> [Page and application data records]
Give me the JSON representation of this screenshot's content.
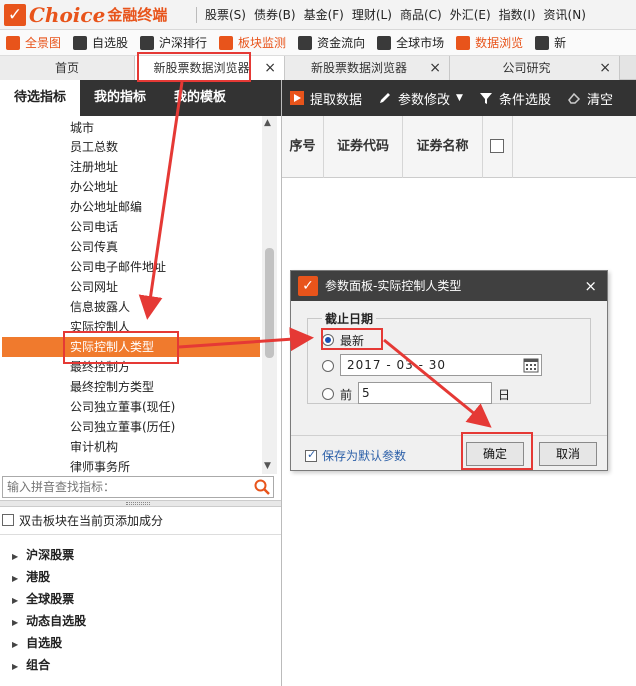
{
  "app": {
    "logo_main": "Choice",
    "logo_sub": "金融终端",
    "menu": [
      "股票(S)",
      "债券(B)",
      "基金(F)",
      "理财(L)",
      "商品(C)",
      "外汇(E)",
      "指数(I)",
      "资讯(N)"
    ]
  },
  "toolbar": {
    "items": [
      "全景图",
      "自选股",
      "沪深排行",
      "板块监测",
      "资金流向",
      "全球市场",
      "数据浏览",
      "新"
    ]
  },
  "tabs": {
    "home": "首页",
    "active": "新股票数据浏览器",
    "second": "新股票数据浏览器",
    "third": "公司研究",
    "close_glyph": "×"
  },
  "left_panel": {
    "tabs": [
      "待选指标",
      "我的指标",
      "我的模板"
    ],
    "tree_items": [
      "城市",
      "员工总数",
      "注册地址",
      "办公地址",
      "办公地址邮编",
      "公司电话",
      "公司传真",
      "公司电子邮件地址",
      "公司网址",
      "信息披露人",
      "实际控制人",
      "实际控制人类型",
      "最终控制方",
      "最终控制方类型",
      "公司独立董事(现任)",
      "公司独立董事(历任)",
      "审计机构",
      "律师事务所"
    ],
    "selected_index": 11,
    "search_placeholder": "输入拼音查找指标：",
    "add_to_block_label": "双击板块在当前页添加成分",
    "groups": [
      "沪深股票",
      "港股",
      "全球股票",
      "动态自选股",
      "自选股",
      "组合"
    ]
  },
  "right_panel": {
    "buttons": [
      "提取数据",
      "参数修改",
      "条件选股",
      "清空"
    ],
    "columns": [
      "序号",
      "证券代码",
      "证券名称"
    ]
  },
  "dialog": {
    "title": "参数面板-实际控制人类型",
    "close": "×",
    "group_label": "截止日期",
    "option_latest": "最新",
    "date_value": "2017 - 03 - 30",
    "option_prev": "前",
    "prev_value": "5",
    "prev_unit": "日",
    "save_default": "保存为默认参数",
    "ok": "确定",
    "cancel": "取消"
  },
  "colors": {
    "brand": "#e8541b",
    "selected_row": "#f07a2d",
    "dark_header": "#333333",
    "annotation": "#e53935"
  }
}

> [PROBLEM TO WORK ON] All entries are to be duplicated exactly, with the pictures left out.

> [ANSWER TO THIS TASK]
Give me the JSON representation of this screenshot's content.
{
  "app": {
    "logo_main": "Choice",
    "logo_sub": "金融终端",
    "menu": [
      "股票(S)",
      "债券(B)",
      "基金(F)",
      "理财(L)",
      "商品(C)",
      "外汇(E)",
      "指数(I)",
      "资讯(N)"
    ]
  },
  "toolbar": {
    "items": [
      "全景图",
      "自选股",
      "沪深排行",
      "板块监测",
      "资金流向",
      "全球市场",
      "数据浏览",
      "新"
    ]
  },
  "tabs": {
    "home": "首页",
    "active": "新股票数据浏览器",
    "second": "新股票数据浏览器",
    "third": "公司研究",
    "close_glyph": "×"
  },
  "left_panel": {
    "tabs": [
      "待选指标",
      "我的指标",
      "我的模板"
    ],
    "tree_items": [
      "城市",
      "员工总数",
      "注册地址",
      "办公地址",
      "办公地址邮编",
      "公司电话",
      "公司传真",
      "公司电子邮件地址",
      "公司网址",
      "信息披露人",
      "实际控制人",
      "实际控制人类型",
      "最终控制方",
      "最终控制方类型",
      "公司独立董事(现任)",
      "公司独立董事(历任)",
      "审计机构",
      "律师事务所"
    ],
    "selected_index": 11,
    "search_placeholder": "输入拼音查找指标：",
    "add_to_block_label": "双击板块在当前页添加成分",
    "groups": [
      "沪深股票",
      "港股",
      "全球股票",
      "动态自选股",
      "自选股",
      "组合"
    ]
  },
  "right_panel": {
    "buttons": [
      "提取数据",
      "参数修改",
      "条件选股",
      "清空"
    ],
    "columns": [
      "序号",
      "证券代码",
      "证券名称"
    ]
  },
  "dialog": {
    "title": "参数面板-实际控制人类型",
    "close": "×",
    "group_label": "截止日期",
    "option_latest": "最新",
    "date_value": "2017 - 03 - 30",
    "option_prev": "前",
    "prev_value": "5",
    "prev_unit": "日",
    "save_default": "保存为默认参数",
    "ok": "确定",
    "cancel": "取消"
  },
  "colors": {
    "brand": "#e8541b",
    "selected_row": "#f07a2d",
    "dark_header": "#333333",
    "annotation": "#e53935"
  }
}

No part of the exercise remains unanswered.